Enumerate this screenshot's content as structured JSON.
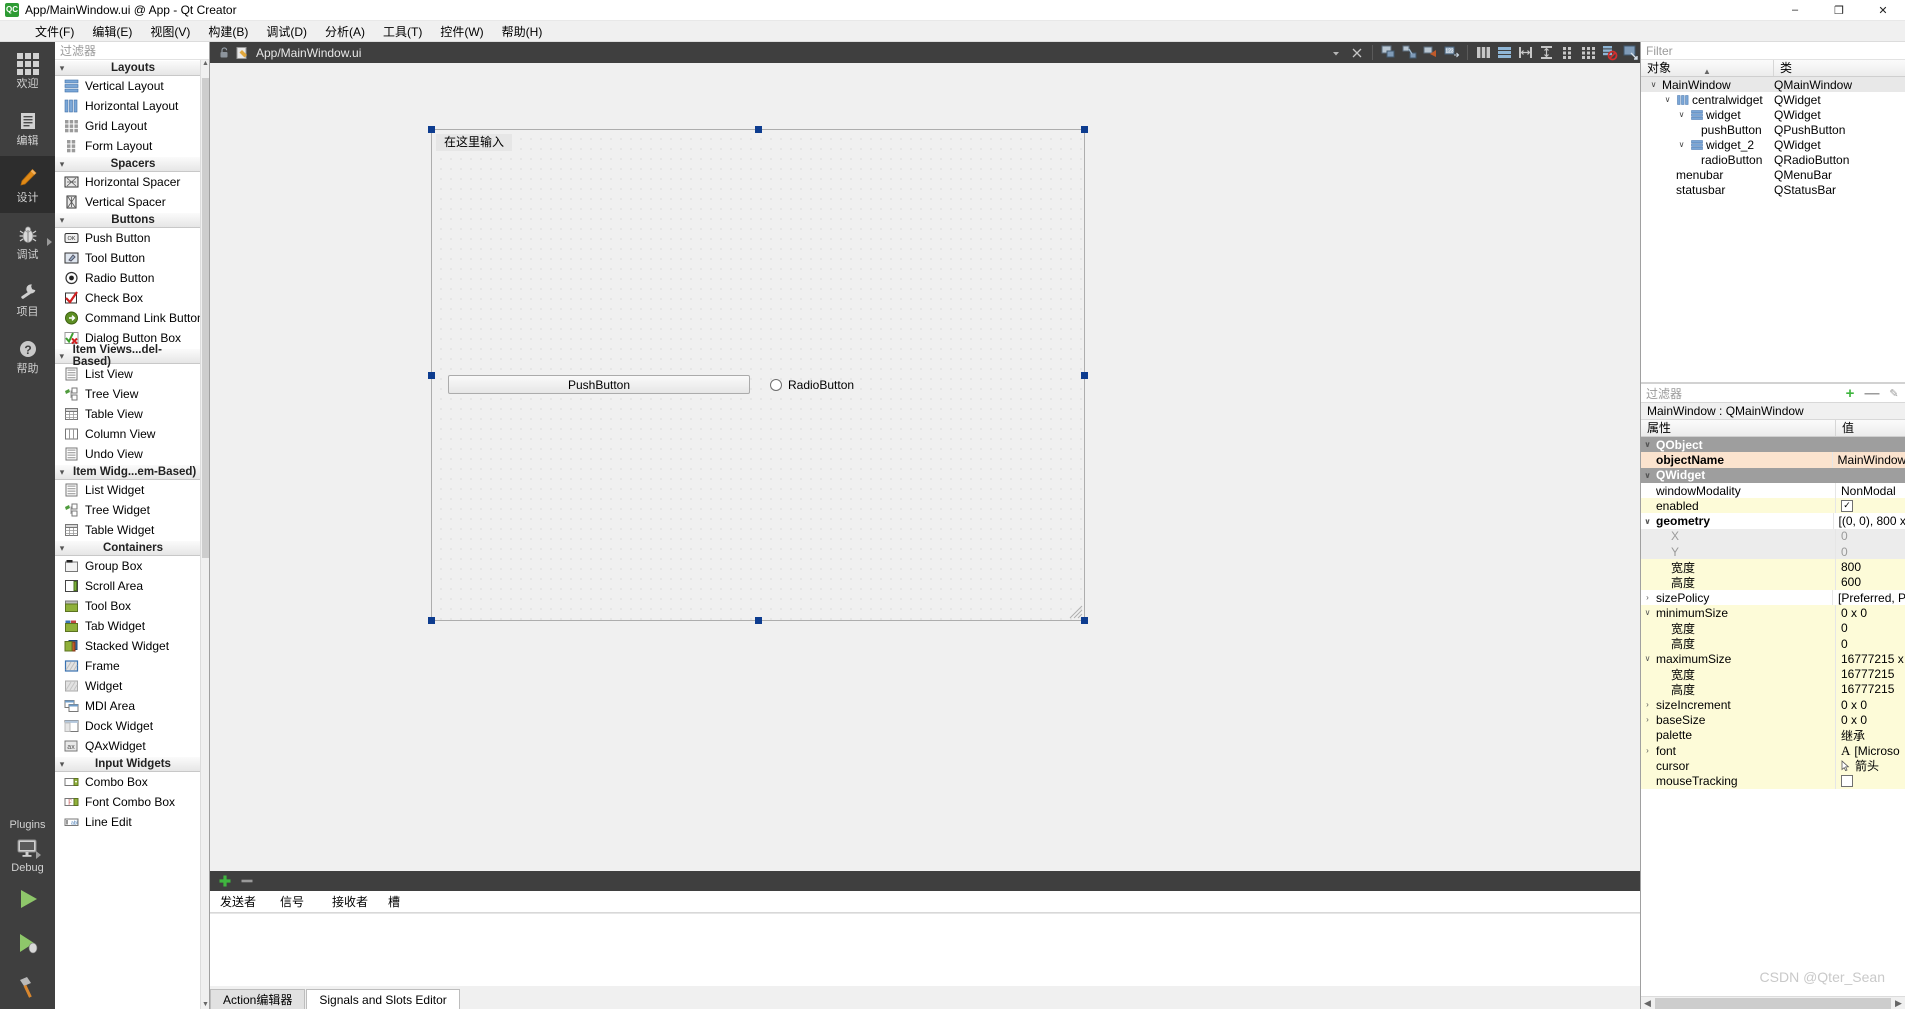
{
  "window": {
    "title": "App/MainWindow.ui @ App - Qt Creator",
    "logo_text": "QC",
    "minimize_label": "–",
    "maximize_label": "❐",
    "close_label": "✕"
  },
  "menubar": [
    {
      "label": "文件(F)"
    },
    {
      "label": "编辑(E)"
    },
    {
      "label": "视图(V)"
    },
    {
      "label": "构建(B)"
    },
    {
      "label": "调试(D)"
    },
    {
      "label": "分析(A)"
    },
    {
      "label": "工具(T)"
    },
    {
      "label": "控件(W)"
    },
    {
      "label": "帮助(H)"
    }
  ],
  "modebar": {
    "items": [
      {
        "label": "欢迎",
        "icon": "grid-icon",
        "active": false,
        "arrow": false
      },
      {
        "label": "编辑",
        "icon": "document-icon",
        "active": false,
        "arrow": false
      },
      {
        "label": "设计",
        "icon": "pencil-icon",
        "active": true,
        "arrow": false
      },
      {
        "label": "调试",
        "icon": "bug-icon",
        "active": false,
        "arrow": true
      },
      {
        "label": "项目",
        "icon": "wrench-icon",
        "active": false,
        "arrow": false
      },
      {
        "label": "帮助",
        "icon": "question-icon",
        "active": false,
        "arrow": false
      }
    ],
    "plugins_label": "Plugins",
    "debug_label": "Debug",
    "run_button": "run-triangle-icon",
    "debug_run_button": "debug-run-icon",
    "build_button": "hammer-icon"
  },
  "widgetbox": {
    "filter_placeholder": "过滤器",
    "categories": [
      {
        "name": "Layouts",
        "items": [
          {
            "label": "Vertical Layout",
            "icon": "vertical-layout-icon"
          },
          {
            "label": "Horizontal Layout",
            "icon": "horizontal-layout-icon"
          },
          {
            "label": "Grid Layout",
            "icon": "grid-layout-icon"
          },
          {
            "label": "Form Layout",
            "icon": "form-layout-icon"
          }
        ]
      },
      {
        "name": "Spacers",
        "items": [
          {
            "label": "Horizontal Spacer",
            "icon": "horizontal-spacer-icon"
          },
          {
            "label": "Vertical Spacer",
            "icon": "vertical-spacer-icon"
          }
        ]
      },
      {
        "name": "Buttons",
        "items": [
          {
            "label": "Push Button",
            "icon": "push-button-icon"
          },
          {
            "label": "Tool Button",
            "icon": "tool-button-icon"
          },
          {
            "label": "Radio Button",
            "icon": "radio-button-icon"
          },
          {
            "label": "Check Box",
            "icon": "check-box-icon"
          },
          {
            "label": "Command Link Button",
            "icon": "command-link-icon"
          },
          {
            "label": "Dialog Button Box",
            "icon": "dialog-button-box-icon"
          }
        ]
      },
      {
        "name": "Item Views...del-Based)",
        "items": [
          {
            "label": "List View",
            "icon": "list-view-icon"
          },
          {
            "label": "Tree View",
            "icon": "tree-view-icon"
          },
          {
            "label": "Table View",
            "icon": "table-view-icon"
          },
          {
            "label": "Column View",
            "icon": "column-view-icon"
          },
          {
            "label": "Undo View",
            "icon": "undo-view-icon"
          }
        ]
      },
      {
        "name": "Item Widg...em-Based)",
        "items": [
          {
            "label": "List Widget",
            "icon": "list-widget-icon"
          },
          {
            "label": "Tree Widget",
            "icon": "tree-widget-icon"
          },
          {
            "label": "Table Widget",
            "icon": "table-widget-icon"
          }
        ]
      },
      {
        "name": "Containers",
        "items": [
          {
            "label": "Group Box",
            "icon": "group-box-icon"
          },
          {
            "label": "Scroll Area",
            "icon": "scroll-area-icon"
          },
          {
            "label": "Tool Box",
            "icon": "tool-box-icon"
          },
          {
            "label": "Tab Widget",
            "icon": "tab-widget-icon"
          },
          {
            "label": "Stacked Widget",
            "icon": "stacked-widget-icon"
          },
          {
            "label": "Frame",
            "icon": "frame-icon"
          },
          {
            "label": "Widget",
            "icon": "widget-icon"
          },
          {
            "label": "MDI Area",
            "icon": "mdi-area-icon"
          },
          {
            "label": "Dock Widget",
            "icon": "dock-widget-icon"
          },
          {
            "label": "QAxWidget",
            "icon": "qax-widget-icon"
          }
        ]
      },
      {
        "name": "Input Widgets",
        "items": [
          {
            "label": "Combo Box",
            "icon": "combo-box-icon"
          },
          {
            "label": "Font Combo Box",
            "icon": "font-combo-box-icon"
          },
          {
            "label": "Line Edit",
            "icon": "line-edit-icon"
          }
        ]
      }
    ]
  },
  "editor": {
    "filename": "App/MainWindow.ui",
    "toolbar_buttons": [
      {
        "name": "dropdown-arrow-icon"
      },
      {
        "name": "close-icon"
      },
      {
        "name": "edit-widgets-icon"
      },
      {
        "name": "edit-signals-slots-icon"
      },
      {
        "name": "edit-buddies-icon"
      },
      {
        "name": "edit-tab-order-icon"
      },
      {
        "name": "layout-horizontally-icon"
      },
      {
        "name": "layout-vertically-icon"
      },
      {
        "name": "layout-splitter-horizontal-icon"
      },
      {
        "name": "layout-splitter-vertical-icon"
      },
      {
        "name": "layout-form-icon"
      },
      {
        "name": "layout-grid-icon"
      },
      {
        "name": "break-layout-icon"
      },
      {
        "name": "adjust-size-icon"
      }
    ]
  },
  "canvas": {
    "menu_placeholder": "在这里输入",
    "push_button_label": "PushButton",
    "radio_button_label": "RadioButton"
  },
  "signals_slots": {
    "add_label": "+",
    "remove_label": "—",
    "columns": [
      "发送者",
      "信号",
      "接收者",
      "槽"
    ]
  },
  "bottom_tabs": [
    {
      "label": "Action编辑器",
      "active": false
    },
    {
      "label": "Signals and Slots Editor",
      "active": true
    }
  ],
  "object_tree": {
    "filter_placeholder": "Filter",
    "columns": [
      "对象",
      "类"
    ],
    "rows": [
      {
        "name": "MainWindow",
        "class": "QMainWindow",
        "depth": 0,
        "expander": "∨",
        "icon": "",
        "selected": true
      },
      {
        "name": "centralwidget",
        "class": "QWidget",
        "depth": 1,
        "expander": "∨",
        "icon": "horizontal-layout-icon",
        "selected": false
      },
      {
        "name": "widget",
        "class": "QWidget",
        "depth": 2,
        "expander": "∨",
        "icon": "vertical-layout-icon",
        "selected": false
      },
      {
        "name": "pushButton",
        "class": "QPushButton",
        "depth": 3,
        "expander": "",
        "icon": "",
        "selected": false
      },
      {
        "name": "widget_2",
        "class": "QWidget",
        "depth": 2,
        "expander": "∨",
        "icon": "vertical-layout-icon",
        "selected": false
      },
      {
        "name": "radioButton",
        "class": "QRadioButton",
        "depth": 3,
        "expander": "",
        "icon": "",
        "selected": false
      },
      {
        "name": "menubar",
        "class": "QMenuBar",
        "depth": 1,
        "expander": "",
        "icon": "",
        "selected": false
      },
      {
        "name": "statusbar",
        "class": "QStatusBar",
        "depth": 1,
        "expander": "",
        "icon": "",
        "selected": false
      }
    ]
  },
  "property_editor": {
    "filter_placeholder": "过滤器",
    "add_button": "+",
    "remove_button": "—",
    "config_button": "✎",
    "object_header": "MainWindow : QMainWindow",
    "columns": [
      "属性",
      "值"
    ],
    "rows": [
      {
        "name": "QObject",
        "value": "",
        "style": "group",
        "expander": "∨",
        "indent": 0,
        "bold": true
      },
      {
        "name": "objectName",
        "value": "MainWindow",
        "style": "orange",
        "expander": "",
        "indent": 1,
        "bold": true
      },
      {
        "name": "QWidget",
        "value": "",
        "style": "group",
        "expander": "∨",
        "indent": 0,
        "bold": true
      },
      {
        "name": "windowModality",
        "value": "NonModal",
        "style": "white",
        "expander": "",
        "indent": 1,
        "bold": false
      },
      {
        "name": "enabled",
        "value": "",
        "style": "yellow",
        "expander": "",
        "indent": 1,
        "bold": false,
        "checkbox": true,
        "checked": true
      },
      {
        "name": "geometry",
        "value": "[(0, 0), 800 x",
        "style": "white",
        "expander": "∨",
        "indent": 0,
        "bold": true
      },
      {
        "name": "X",
        "value": "0",
        "style": "gray",
        "expander": "",
        "indent": 2,
        "bold": false
      },
      {
        "name": "Y",
        "value": "0",
        "style": "gray",
        "expander": "",
        "indent": 2,
        "bold": false
      },
      {
        "name": "宽度",
        "value": "800",
        "style": "yellow",
        "expander": "",
        "indent": 2,
        "bold": false
      },
      {
        "name": "高度",
        "value": "600",
        "style": "yellow",
        "expander": "",
        "indent": 2,
        "bold": false
      },
      {
        "name": "sizePolicy",
        "value": "[Preferred, P",
        "style": "white",
        "expander": "›",
        "indent": 0,
        "bold": false
      },
      {
        "name": "minimumSize",
        "value": "0 x 0",
        "style": "yellow",
        "expander": "∨",
        "indent": 0,
        "bold": false
      },
      {
        "name": "宽度",
        "value": "0",
        "style": "yellow",
        "expander": "",
        "indent": 2,
        "bold": false
      },
      {
        "name": "高度",
        "value": "0",
        "style": "yellow",
        "expander": "",
        "indent": 2,
        "bold": false
      },
      {
        "name": "maximumSize",
        "value": "16777215 x",
        "style": "yellow",
        "expander": "∨",
        "indent": 0,
        "bold": false
      },
      {
        "name": "宽度",
        "value": "16777215",
        "style": "yellow",
        "expander": "",
        "indent": 2,
        "bold": false
      },
      {
        "name": "高度",
        "value": "16777215",
        "style": "yellow",
        "expander": "",
        "indent": 2,
        "bold": false
      },
      {
        "name": "sizeIncrement",
        "value": "0 x 0",
        "style": "yellow",
        "expander": "›",
        "indent": 0,
        "bold": false
      },
      {
        "name": "baseSize",
        "value": "0 x 0",
        "style": "yellow",
        "expander": "›",
        "indent": 0,
        "bold": false
      },
      {
        "name": "palette",
        "value": "继承",
        "style": "yellow",
        "expander": "",
        "indent": 1,
        "bold": false
      },
      {
        "name": "font",
        "value": "[Microso",
        "style": "yellow",
        "expander": "›",
        "indent": 0,
        "bold": false,
        "prefix": "A"
      },
      {
        "name": "cursor",
        "value": "箭头",
        "style": "yellow",
        "expander": "",
        "indent": 1,
        "bold": false,
        "prefix": "cursor-arrow-icon"
      },
      {
        "name": "mouseTracking",
        "value": "",
        "style": "yellow",
        "expander": "",
        "indent": 1,
        "bold": false,
        "checkbox": true,
        "checked": false
      }
    ]
  },
  "watermark": "CSDN @Qter_Sean",
  "colors": {
    "modebar_bg": "#3f3f3f",
    "mode_active_bg": "#2d2d2d",
    "toolbar_bg": "#3f3f3f",
    "accent_green": "#3fb53f",
    "selection_handle": "#0d3c8f",
    "property_yellow": "#fdfbd8",
    "property_orange": "#fbe3ce",
    "group_gray": "#9e9e9e"
  }
}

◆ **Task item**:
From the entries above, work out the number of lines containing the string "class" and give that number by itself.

◆ **Answer space**:
8